(Recorded data)
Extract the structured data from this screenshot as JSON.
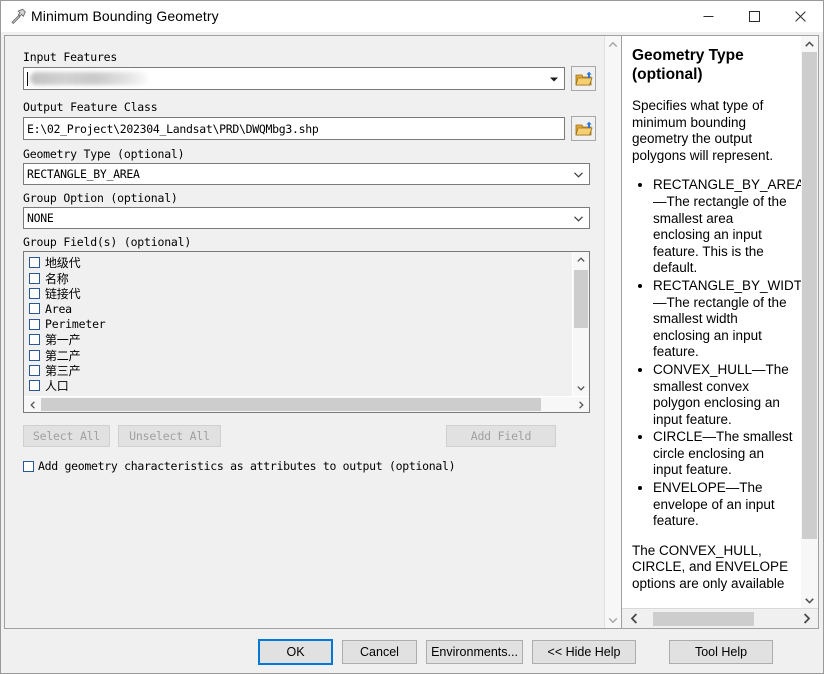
{
  "window": {
    "title": "Minimum Bounding Geometry",
    "icon": "hammer-icon",
    "minimize_label": "—",
    "maximize_label": "□",
    "close_label": "✕"
  },
  "form": {
    "input_features": {
      "label": "Input Features",
      "value": "",
      "redacted": true,
      "browse_label": "open-folder-icon"
    },
    "output_feature_class": {
      "label": "Output Feature Class",
      "value": "E:\\02_Project\\202304_Landsat\\PRD\\DWQMbg3.shp",
      "browse_label": "open-folder-icon"
    },
    "geometry_type": {
      "label": "Geometry Type  (optional)",
      "value": "RECTANGLE_BY_AREA"
    },
    "group_option": {
      "label": "Group Option  (optional)",
      "value": "NONE"
    },
    "group_fields": {
      "label": "Group Field(s)  (optional)",
      "items": [
        {
          "label": "地级代",
          "cjk": true,
          "checked": false
        },
        {
          "label": "名称",
          "cjk": true,
          "checked": false
        },
        {
          "label": "链接代",
          "cjk": true,
          "checked": false
        },
        {
          "label": "Area",
          "cjk": false,
          "checked": false
        },
        {
          "label": "Perimeter",
          "cjk": false,
          "checked": false
        },
        {
          "label": "第一产",
          "cjk": true,
          "checked": false
        },
        {
          "label": "第二产",
          "cjk": true,
          "checked": false
        },
        {
          "label": "第三产",
          "cjk": true,
          "checked": false
        },
        {
          "label": "人口",
          "cjk": true,
          "checked": false
        },
        {
          "label": "",
          "cjk": false,
          "checked": false
        }
      ]
    },
    "select_all_label": "Select All",
    "unselect_all_label": "Unselect All",
    "add_field_label": "Add Field",
    "add_geometry_checkbox": {
      "label": "Add geometry characteristics as attributes to output  (optional)",
      "checked": false
    }
  },
  "help": {
    "heading": "Geometry Type (optional)",
    "intro": "Specifies what type of minimum bounding geometry the output polygons will represent.",
    "bullets": [
      "RECTANGLE_BY_AREA—The rectangle of the smallest area enclosing an input feature. This is the default.",
      "RECTANGLE_BY_WIDTH—The rectangle of the smallest width enclosing an input feature.",
      "CONVEX_HULL—The smallest convex polygon enclosing an input feature.",
      "CIRCLE—The smallest circle enclosing an input feature.",
      "ENVELOPE—The envelope of an input feature."
    ],
    "outro": "The CONVEX_HULL, CIRCLE, and ENVELOPE options are only available",
    "scroll_left_label": "‹",
    "scroll_right_label": "›"
  },
  "footer": {
    "ok_label": "OK",
    "cancel_label": "Cancel",
    "environments_label": "Environments...",
    "hide_help_label": "<< Hide Help",
    "tool_help_label": "Tool Help"
  },
  "colors": {
    "accent": "#0078d7",
    "dialog_bg": "#f0f0f0",
    "field_bg": "#ffffff",
    "scroll_thumb": "#cdcdcd",
    "disabled_text": "#a0a0a0",
    "folder_icon": "#e8b64a"
  }
}
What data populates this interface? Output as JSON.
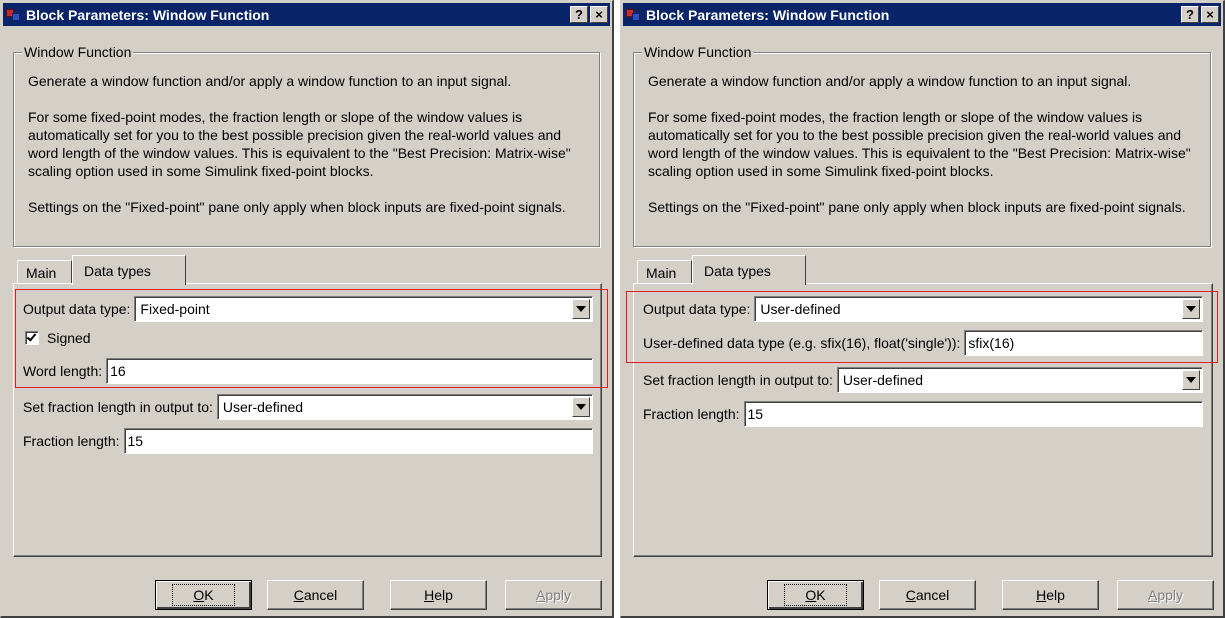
{
  "dialogs": {
    "left": {
      "title": "Block Parameters: Window Function",
      "help_btn": "?",
      "close_btn": "×",
      "group_title": "Window Function",
      "desc_1": "Generate a window function and/or apply a window function to an input signal.",
      "desc_2": "For some fixed-point modes, the fraction length or slope of the window values is automatically set for you to the best possible precision given the real-world values and word length of the window values. This is equivalent to the \"Best Precision: Matrix-wise\" scaling option used in some Simulink fixed-point blocks.",
      "desc_3": "Settings on the \"Fixed-point\" pane only apply when block inputs are fixed-point signals.",
      "tabs": [
        "Main",
        "Data types"
      ],
      "output_label": "Output data type:",
      "output_value": "Fixed-point",
      "signed_label": "Signed",
      "signed_checked": true,
      "word_length_label": "Word length:",
      "word_length_value": "16",
      "fraction_mode_label": "Set fraction length in output to:",
      "fraction_mode_value": "User-defined",
      "fraction_length_label": "Fraction length:",
      "fraction_length_value": "15",
      "buttons": {
        "ok_prefix": "",
        "ok_mnemonic": "O",
        "ok_rest": "K",
        "cancel_mnemonic": "C",
        "cancel_rest": "ancel",
        "help_mnemonic": "H",
        "help_rest": "elp",
        "apply_mnemonic": "A",
        "apply_rest": "pply"
      }
    },
    "right": {
      "title": "Block Parameters: Window Function",
      "help_btn": "?",
      "close_btn": "×",
      "group_title": "Window Function",
      "desc_1": "Generate a window function and/or apply a window function to an input signal.",
      "desc_2": "For some fixed-point modes, the fraction length or slope of the window values is automatically set for you to the best possible precision given the real-world values and word length of the window values. This is equivalent to the \"Best Precision: Matrix-wise\" scaling option used in some Simulink fixed-point blocks.",
      "desc_3": "Settings on the \"Fixed-point\" pane only apply when block inputs are fixed-point signals.",
      "tabs": [
        "Main",
        "Data types"
      ],
      "output_label": "Output data type:",
      "output_value": "User-defined",
      "udt_label": "User-defined data type  (e.g. sfix(16), float('single')):",
      "udt_value": "sfix(16)",
      "fraction_mode_label": "Set fraction length in output to:",
      "fraction_mode_value": "User-defined",
      "fraction_length_label": "Fraction length:",
      "fraction_length_value": "15",
      "buttons": {
        "ok_mnemonic": "O",
        "ok_rest": "K",
        "cancel_mnemonic": "C",
        "cancel_rest": "ancel",
        "help_mnemonic": "H",
        "help_rest": "elp",
        "apply_mnemonic": "A",
        "apply_rest": "pply"
      }
    }
  },
  "colors": {
    "titlebar": "#0a246a",
    "dialog_face": "#d4d0c8",
    "highlight": "#e02020"
  }
}
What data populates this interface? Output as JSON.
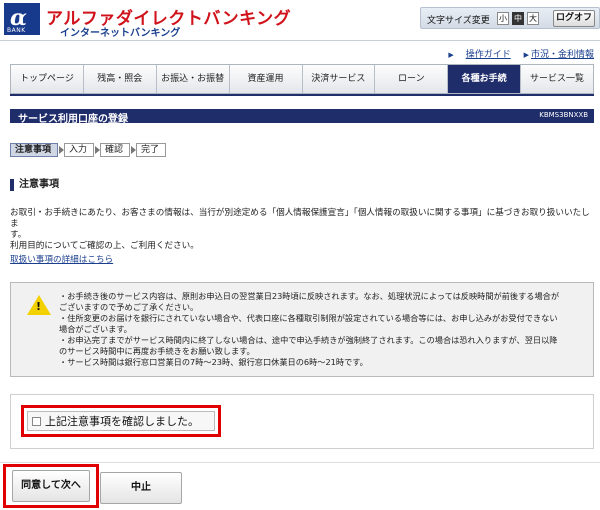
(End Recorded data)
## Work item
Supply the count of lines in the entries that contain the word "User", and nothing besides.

## Result below
4